— PROBLEM STATEMENT —
State how many lines below hold the word "this". Give that number and no other text.

[Dataset rows for apps and sites]
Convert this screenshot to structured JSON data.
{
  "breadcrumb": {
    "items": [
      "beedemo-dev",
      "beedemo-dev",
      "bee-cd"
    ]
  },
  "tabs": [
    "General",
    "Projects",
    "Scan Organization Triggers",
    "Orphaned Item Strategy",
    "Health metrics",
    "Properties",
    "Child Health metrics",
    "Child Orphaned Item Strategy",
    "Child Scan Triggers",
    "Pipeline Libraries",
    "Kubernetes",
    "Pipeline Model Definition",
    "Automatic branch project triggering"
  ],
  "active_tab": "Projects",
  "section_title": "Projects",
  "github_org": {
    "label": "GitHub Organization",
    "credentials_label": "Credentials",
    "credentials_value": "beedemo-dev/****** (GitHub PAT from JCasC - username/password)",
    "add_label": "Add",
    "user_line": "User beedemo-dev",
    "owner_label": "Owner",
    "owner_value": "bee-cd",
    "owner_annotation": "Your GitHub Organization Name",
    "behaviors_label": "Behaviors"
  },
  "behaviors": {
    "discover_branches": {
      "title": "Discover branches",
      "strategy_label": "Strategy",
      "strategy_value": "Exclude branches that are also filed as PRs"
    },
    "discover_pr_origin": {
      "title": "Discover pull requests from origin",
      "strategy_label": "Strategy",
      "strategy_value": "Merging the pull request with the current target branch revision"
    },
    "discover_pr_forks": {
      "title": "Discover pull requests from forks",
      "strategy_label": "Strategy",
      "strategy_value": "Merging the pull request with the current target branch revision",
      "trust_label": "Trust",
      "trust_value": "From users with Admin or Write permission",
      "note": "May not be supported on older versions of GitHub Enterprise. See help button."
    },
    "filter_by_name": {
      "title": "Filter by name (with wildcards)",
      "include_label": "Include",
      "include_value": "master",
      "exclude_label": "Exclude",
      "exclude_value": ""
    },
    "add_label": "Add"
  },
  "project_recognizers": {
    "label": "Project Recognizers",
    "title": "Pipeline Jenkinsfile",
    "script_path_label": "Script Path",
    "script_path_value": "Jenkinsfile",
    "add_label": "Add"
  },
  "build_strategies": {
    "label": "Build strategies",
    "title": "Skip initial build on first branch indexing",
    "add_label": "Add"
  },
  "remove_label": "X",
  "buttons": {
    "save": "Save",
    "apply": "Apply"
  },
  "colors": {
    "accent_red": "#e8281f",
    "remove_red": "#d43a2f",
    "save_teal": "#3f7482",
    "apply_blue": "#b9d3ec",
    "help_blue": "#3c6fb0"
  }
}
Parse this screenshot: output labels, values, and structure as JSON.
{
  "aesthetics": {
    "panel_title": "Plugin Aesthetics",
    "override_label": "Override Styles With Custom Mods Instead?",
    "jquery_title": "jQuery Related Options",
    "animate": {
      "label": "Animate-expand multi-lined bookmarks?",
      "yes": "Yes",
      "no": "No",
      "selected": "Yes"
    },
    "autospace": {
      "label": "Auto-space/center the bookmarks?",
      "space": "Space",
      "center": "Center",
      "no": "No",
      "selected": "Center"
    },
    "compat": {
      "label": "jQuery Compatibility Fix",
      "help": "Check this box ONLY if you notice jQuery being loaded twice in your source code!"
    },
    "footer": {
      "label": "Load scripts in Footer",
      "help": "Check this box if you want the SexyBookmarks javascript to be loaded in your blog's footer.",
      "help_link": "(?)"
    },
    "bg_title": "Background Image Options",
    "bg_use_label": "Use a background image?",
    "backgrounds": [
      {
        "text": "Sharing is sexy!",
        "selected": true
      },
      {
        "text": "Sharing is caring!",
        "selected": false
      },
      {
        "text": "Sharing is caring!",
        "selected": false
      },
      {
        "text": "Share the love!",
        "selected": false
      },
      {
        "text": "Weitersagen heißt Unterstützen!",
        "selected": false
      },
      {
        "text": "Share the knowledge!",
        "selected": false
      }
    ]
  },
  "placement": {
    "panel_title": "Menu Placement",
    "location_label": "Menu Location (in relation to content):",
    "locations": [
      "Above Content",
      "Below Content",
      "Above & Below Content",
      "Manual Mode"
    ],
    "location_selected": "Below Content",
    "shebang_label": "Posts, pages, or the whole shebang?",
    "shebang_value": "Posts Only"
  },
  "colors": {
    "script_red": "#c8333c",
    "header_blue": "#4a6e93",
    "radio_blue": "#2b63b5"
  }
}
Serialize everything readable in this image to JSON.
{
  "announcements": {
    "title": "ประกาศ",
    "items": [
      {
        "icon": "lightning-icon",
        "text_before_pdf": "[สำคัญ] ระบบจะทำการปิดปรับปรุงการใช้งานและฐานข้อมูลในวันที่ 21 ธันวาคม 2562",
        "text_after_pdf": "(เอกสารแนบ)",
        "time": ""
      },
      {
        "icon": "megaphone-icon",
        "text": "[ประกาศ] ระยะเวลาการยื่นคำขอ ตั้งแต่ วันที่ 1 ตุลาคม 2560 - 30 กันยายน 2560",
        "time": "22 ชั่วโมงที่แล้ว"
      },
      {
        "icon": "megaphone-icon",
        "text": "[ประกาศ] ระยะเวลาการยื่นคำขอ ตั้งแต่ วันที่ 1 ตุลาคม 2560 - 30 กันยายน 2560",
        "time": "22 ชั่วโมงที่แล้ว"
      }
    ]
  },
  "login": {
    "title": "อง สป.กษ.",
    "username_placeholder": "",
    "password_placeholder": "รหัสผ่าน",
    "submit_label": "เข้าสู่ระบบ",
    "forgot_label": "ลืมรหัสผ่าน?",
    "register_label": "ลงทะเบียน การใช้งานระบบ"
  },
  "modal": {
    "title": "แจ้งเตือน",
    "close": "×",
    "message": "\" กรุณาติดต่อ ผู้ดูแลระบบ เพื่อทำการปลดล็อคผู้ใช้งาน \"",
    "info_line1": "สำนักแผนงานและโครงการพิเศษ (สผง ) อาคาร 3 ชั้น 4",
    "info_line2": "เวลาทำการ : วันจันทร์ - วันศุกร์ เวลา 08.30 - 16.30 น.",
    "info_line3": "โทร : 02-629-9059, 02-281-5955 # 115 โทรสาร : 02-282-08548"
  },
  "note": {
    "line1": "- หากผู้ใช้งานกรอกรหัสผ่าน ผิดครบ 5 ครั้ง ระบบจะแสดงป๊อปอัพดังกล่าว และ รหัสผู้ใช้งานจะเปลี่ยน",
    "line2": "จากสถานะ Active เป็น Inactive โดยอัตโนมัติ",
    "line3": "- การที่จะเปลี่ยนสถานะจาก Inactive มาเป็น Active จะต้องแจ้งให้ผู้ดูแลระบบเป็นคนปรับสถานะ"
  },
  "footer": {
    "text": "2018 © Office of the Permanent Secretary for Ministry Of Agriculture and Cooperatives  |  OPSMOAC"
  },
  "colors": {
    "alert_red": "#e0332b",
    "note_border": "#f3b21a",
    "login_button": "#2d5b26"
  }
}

— RESULT —
5